Give back all of the data exactly as it appears here.

(App and web page records)
★ ★ ★

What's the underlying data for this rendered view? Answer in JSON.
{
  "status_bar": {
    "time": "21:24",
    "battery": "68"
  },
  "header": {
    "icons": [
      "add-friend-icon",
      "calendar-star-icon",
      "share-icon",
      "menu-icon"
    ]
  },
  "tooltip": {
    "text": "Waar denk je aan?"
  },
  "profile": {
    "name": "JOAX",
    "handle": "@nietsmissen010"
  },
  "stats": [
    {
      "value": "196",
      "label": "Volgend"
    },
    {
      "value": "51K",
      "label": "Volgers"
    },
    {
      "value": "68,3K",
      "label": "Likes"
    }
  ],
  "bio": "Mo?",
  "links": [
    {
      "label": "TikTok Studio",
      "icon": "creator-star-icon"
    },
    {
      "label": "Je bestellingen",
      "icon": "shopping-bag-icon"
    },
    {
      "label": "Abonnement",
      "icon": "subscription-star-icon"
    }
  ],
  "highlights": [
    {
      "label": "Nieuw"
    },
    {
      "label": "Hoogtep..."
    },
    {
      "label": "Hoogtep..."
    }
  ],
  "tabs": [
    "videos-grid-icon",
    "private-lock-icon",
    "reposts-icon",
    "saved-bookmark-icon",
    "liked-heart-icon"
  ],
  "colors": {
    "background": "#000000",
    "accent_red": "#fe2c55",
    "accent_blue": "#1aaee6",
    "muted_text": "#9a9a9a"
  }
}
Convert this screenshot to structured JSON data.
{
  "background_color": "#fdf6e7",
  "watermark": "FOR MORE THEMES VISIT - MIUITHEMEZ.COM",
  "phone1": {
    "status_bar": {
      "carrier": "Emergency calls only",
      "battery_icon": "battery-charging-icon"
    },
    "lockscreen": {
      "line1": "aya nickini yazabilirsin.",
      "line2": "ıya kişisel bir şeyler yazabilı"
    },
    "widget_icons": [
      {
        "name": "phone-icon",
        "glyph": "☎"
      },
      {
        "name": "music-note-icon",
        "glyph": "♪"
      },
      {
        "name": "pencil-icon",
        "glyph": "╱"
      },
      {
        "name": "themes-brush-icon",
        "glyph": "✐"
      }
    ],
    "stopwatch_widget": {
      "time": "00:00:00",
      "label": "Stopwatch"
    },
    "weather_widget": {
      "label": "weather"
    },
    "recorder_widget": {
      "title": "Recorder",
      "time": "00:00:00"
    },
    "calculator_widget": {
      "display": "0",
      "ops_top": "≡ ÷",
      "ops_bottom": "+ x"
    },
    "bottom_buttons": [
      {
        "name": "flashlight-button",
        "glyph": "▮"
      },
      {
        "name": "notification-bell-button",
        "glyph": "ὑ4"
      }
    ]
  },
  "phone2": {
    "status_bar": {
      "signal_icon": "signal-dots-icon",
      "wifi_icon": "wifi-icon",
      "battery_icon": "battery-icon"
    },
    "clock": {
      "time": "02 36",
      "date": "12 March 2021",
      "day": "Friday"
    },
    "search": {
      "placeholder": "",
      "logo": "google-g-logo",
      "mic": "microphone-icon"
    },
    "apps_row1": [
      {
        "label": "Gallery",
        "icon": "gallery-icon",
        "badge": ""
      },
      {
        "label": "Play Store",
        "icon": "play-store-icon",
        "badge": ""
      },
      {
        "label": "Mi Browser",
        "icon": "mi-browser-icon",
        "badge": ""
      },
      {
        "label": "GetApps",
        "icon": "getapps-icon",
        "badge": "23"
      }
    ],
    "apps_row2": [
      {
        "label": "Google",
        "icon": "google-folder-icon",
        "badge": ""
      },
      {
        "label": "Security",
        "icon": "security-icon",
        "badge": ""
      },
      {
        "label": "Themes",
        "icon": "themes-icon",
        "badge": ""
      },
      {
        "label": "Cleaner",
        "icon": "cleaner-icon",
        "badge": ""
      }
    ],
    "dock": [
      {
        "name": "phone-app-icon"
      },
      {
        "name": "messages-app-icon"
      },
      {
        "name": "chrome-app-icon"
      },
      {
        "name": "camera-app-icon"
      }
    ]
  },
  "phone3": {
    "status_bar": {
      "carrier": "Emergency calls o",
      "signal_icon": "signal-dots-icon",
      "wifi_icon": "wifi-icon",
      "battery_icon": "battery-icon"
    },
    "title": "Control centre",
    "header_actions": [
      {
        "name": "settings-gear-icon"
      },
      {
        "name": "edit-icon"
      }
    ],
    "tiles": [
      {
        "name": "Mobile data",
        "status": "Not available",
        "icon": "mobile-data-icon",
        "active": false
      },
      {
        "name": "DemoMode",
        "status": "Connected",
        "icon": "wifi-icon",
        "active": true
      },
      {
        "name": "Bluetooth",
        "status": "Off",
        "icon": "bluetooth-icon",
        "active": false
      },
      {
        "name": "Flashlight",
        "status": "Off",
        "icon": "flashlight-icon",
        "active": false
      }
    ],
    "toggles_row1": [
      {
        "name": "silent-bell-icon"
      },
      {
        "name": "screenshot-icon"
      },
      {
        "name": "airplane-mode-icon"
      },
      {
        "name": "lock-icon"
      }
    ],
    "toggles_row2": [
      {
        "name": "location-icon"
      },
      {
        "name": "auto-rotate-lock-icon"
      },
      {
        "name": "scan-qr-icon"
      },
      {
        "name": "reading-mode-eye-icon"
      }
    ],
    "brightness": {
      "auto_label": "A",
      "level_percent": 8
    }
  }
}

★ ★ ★

■ RESULT BELOW:
What's the underlying data for this rendered view? Answer in JSON.
{
  "status_bar": {
    "time": "21:24",
    "battery": "68"
  },
  "header": {
    "icons": [
      "add-friend-icon",
      "calendar-star-icon",
      "share-icon",
      "menu-icon"
    ]
  },
  "tooltip": {
    "text": "Waar denk je aan?"
  },
  "profile": {
    "name": "JOAX",
    "handle": "@nietsmissen010"
  },
  "stats": [
    {
      "value": "196",
      "label": "Volgend"
    },
    {
      "value": "51K",
      "label": "Volgers"
    },
    {
      "value": "68,3K",
      "label": "Likes"
    }
  ],
  "bio": "Mo?",
  "links": [
    {
      "label": "TikTok Studio",
      "icon": "creator-star-icon"
    },
    {
      "label": "Je bestellingen",
      "icon": "shopping-bag-icon"
    },
    {
      "label": "Abonnement",
      "icon": "subscription-star-icon"
    }
  ],
  "highlights": [
    {
      "label": "Nieuw"
    },
    {
      "label": "Hoogtep..."
    },
    {
      "label": "Hoogtep..."
    }
  ],
  "tabs": [
    "videos-grid-icon",
    "private-lock-icon",
    "reposts-icon",
    "saved-bookmark-icon",
    "liked-heart-icon"
  ],
  "colors": {
    "background": "#000000",
    "accent_red": "#fe2c55",
    "accent_blue": "#1aaee6",
    "muted_text": "#9a9a9a"
  }
}
Convert this screenshot to structured JSON data.
{
  "background_color": "#fdf6e7",
  "watermark": "FOR MORE THEMES VISIT - MIUITHEMEZ.COM",
  "phone1": {
    "status_bar": {
      "carrier": "Emergency calls only",
      "battery_icon": "battery-charging-icon"
    },
    "lockscreen": {
      "line1": "aya nickini yazabilirsin.",
      "line2": "ıya kişisel bir şeyler yazabilı"
    },
    "widget_icons": [
      {
        "name": "phone-icon",
        "glyph": "☎"
      },
      {
        "name": "music-note-icon",
        "glyph": "♪"
      },
      {
        "name": "pencil-icon",
        "glyph": "╱"
      },
      {
        "name": "themes-brush-icon",
        "glyph": "✐"
      }
    ],
    "stopwatch_widget": {
      "time": "00:00:00",
      "label": "Stopwatch"
    },
    "weather_widget": {
      "label": "weather"
    },
    "recorder_widget": {
      "title": "Recorder",
      "time": "00:00:00"
    },
    "calculator_widget": {
      "display": "0",
      "ops_top": "≡ ÷",
      "ops_bottom": "+ x"
    },
    "bottom_buttons": [
      {
        "name": "flashlight-button",
        "glyph": "▮"
      },
      {
        "name": "notification-bell-button",
        "glyph": "ὑ4"
      }
    ]
  },
  "phone2": {
    "status_bar": {
      "signal_icon": "signal-dots-icon",
      "wifi_icon": "wifi-icon",
      "battery_icon": "battery-icon"
    },
    "clock": {
      "time": "02 36",
      "date": "12 March 2021",
      "day": "Friday"
    },
    "search": {
      "placeholder": "",
      "logo": "google-g-logo",
      "mic": "microphone-icon"
    },
    "apps_row1": [
      {
        "label": "Gallery",
        "icon": "gallery-icon",
        "badge": ""
      },
      {
        "label": "Play Store",
        "icon": "play-store-icon",
        "badge": ""
      },
      {
        "label": "Mi Browser",
        "icon": "mi-browser-icon",
        "badge": ""
      },
      {
        "label": "GetApps",
        "icon": "getapps-icon",
        "badge": "23"
      }
    ],
    "apps_row2": [
      {
        "label": "Google",
        "icon": "google-folder-icon",
        "badge": ""
      },
      {
        "label": "Security",
        "icon": "security-icon",
        "badge": ""
      },
      {
        "label": "Themes",
        "icon": "themes-icon",
        "badge": ""
      },
      {
        "label": "Cleaner",
        "icon": "cleaner-icon",
        "badge": ""
      }
    ],
    "dock": [
      {
        "name": "phone-app-icon"
      },
      {
        "name": "messages-app-icon"
      },
      {
        "name": "chrome-app-icon"
      },
      {
        "name": "camera-app-icon"
      }
    ]
  },
  "phone3": {
    "status_bar": {
      "carrier": "Emergency calls o",
      "signal_icon": "signal-dots-icon",
      "wifi_icon": "wifi-icon",
      "battery_icon": "battery-icon"
    },
    "title": "Control centre",
    "header_actions": [
      {
        "name": "settings-gear-icon"
      },
      {
        "name": "edit-icon"
      }
    ],
    "tiles": [
      {
        "name": "Mobile data",
        "status": "Not available",
        "icon": "mobile-data-icon",
        "active": false
      },
      {
        "name": "DemoMode",
        "status": "Connected",
        "icon": "wifi-icon",
        "active": true
      },
      {
        "name": "Bluetooth",
        "status": "Off",
        "icon": "bluetooth-icon",
        "active": false
      },
      {
        "name": "Flashlight",
        "status": "Off",
        "icon": "flashlight-icon",
        "active": false
      }
    ],
    "toggles_row1": [
      {
        "name": "silent-bell-icon"
      },
      {
        "name": "screenshot-icon"
      },
      {
        "name": "airplane-mode-icon"
      },
      {
        "name": "lock-icon"
      }
    ],
    "toggles_row2": [
      {
        "name": "location-icon"
      },
      {
        "name": "auto-rotate-lock-icon"
      },
      {
        "name": "scan-qr-icon"
      },
      {
        "name": "reading-mode-eye-icon"
      }
    ],
    "brightness": {
      "auto_label": "A",
      "level_percent": 8
    }
  }
}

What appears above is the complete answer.